Every line of the entries with the word "true" in it should be shown.

━━━ Extracted material ━━━

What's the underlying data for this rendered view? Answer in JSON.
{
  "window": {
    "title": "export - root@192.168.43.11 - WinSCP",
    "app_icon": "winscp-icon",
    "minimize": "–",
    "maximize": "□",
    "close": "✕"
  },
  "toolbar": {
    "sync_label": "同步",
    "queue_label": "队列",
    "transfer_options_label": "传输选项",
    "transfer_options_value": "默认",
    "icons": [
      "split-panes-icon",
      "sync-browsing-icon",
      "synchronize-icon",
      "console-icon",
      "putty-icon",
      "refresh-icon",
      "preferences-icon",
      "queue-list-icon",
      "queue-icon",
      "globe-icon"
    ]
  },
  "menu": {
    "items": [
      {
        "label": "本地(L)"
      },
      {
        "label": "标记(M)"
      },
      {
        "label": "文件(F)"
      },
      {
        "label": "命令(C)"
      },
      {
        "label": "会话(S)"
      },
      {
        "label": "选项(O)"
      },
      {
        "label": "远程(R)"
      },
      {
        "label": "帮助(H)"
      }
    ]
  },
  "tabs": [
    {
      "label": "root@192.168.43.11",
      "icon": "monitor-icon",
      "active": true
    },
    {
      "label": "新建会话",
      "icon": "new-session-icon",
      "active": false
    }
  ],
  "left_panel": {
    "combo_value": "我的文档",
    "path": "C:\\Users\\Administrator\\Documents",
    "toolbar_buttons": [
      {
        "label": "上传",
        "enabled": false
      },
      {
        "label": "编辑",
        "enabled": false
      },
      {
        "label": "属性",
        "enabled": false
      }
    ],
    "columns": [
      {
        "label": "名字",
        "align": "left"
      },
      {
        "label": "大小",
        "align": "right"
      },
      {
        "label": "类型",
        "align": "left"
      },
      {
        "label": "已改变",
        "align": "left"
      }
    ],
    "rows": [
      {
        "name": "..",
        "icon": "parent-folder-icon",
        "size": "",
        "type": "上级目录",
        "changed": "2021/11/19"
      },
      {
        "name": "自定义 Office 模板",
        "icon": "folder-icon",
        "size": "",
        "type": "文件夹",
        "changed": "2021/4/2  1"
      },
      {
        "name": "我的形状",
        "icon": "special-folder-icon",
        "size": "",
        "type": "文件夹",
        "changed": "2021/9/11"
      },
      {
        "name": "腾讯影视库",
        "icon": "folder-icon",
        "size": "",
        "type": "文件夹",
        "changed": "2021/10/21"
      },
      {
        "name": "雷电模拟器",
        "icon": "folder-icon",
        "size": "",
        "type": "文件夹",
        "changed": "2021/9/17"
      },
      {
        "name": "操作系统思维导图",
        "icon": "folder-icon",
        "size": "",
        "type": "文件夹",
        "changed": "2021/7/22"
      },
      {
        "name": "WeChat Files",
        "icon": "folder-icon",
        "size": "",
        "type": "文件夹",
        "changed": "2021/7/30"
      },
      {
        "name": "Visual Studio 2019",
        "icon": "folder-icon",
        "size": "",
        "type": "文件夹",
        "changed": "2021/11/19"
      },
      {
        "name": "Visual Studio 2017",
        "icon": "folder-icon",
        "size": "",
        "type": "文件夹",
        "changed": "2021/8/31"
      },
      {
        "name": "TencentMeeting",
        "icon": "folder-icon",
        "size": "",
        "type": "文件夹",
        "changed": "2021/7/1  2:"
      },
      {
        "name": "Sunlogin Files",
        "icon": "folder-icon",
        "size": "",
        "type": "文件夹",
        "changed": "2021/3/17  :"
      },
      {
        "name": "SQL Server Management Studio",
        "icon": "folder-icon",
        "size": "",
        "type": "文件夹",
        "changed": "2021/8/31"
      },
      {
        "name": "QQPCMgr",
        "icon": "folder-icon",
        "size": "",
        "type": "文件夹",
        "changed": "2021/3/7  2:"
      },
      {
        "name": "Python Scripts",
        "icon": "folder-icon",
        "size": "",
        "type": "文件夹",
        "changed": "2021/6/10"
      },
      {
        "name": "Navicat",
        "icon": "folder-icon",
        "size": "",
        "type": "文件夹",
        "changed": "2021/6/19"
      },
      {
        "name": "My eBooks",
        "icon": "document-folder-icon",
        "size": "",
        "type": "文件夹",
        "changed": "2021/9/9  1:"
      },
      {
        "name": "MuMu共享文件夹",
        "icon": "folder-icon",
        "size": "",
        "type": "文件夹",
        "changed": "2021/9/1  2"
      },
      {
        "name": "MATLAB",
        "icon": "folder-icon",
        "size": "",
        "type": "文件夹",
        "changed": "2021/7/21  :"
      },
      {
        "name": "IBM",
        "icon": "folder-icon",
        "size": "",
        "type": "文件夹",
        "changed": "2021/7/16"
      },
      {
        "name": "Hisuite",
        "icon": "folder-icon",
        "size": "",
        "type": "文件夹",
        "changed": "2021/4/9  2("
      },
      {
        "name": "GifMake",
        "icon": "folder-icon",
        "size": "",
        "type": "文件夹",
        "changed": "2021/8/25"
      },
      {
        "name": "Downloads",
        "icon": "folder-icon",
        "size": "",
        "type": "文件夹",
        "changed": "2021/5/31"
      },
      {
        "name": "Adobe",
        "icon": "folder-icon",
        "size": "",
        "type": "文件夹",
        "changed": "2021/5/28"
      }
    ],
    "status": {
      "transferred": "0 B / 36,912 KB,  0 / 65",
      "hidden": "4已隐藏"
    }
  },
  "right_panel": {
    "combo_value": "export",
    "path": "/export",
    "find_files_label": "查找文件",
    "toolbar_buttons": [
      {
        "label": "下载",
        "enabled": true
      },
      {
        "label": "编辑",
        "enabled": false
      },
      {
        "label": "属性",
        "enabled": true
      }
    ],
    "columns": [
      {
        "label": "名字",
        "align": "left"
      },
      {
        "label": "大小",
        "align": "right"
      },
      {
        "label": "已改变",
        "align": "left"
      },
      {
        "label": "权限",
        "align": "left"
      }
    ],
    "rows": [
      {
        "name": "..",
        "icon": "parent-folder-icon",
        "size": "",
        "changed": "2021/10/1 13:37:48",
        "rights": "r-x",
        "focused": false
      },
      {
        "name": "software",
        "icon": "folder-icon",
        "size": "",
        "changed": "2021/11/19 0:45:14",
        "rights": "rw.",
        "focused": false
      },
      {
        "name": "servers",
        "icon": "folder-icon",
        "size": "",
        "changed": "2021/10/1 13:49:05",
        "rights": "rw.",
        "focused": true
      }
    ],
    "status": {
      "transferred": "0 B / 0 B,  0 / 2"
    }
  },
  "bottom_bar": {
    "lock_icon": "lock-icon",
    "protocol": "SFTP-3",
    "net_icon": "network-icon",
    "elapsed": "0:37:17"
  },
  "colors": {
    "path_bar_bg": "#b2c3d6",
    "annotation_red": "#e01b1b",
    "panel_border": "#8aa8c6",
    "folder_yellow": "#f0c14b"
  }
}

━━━

Answer section
      "active": true
        "enabled": true
        "enabled": true
        "focused": true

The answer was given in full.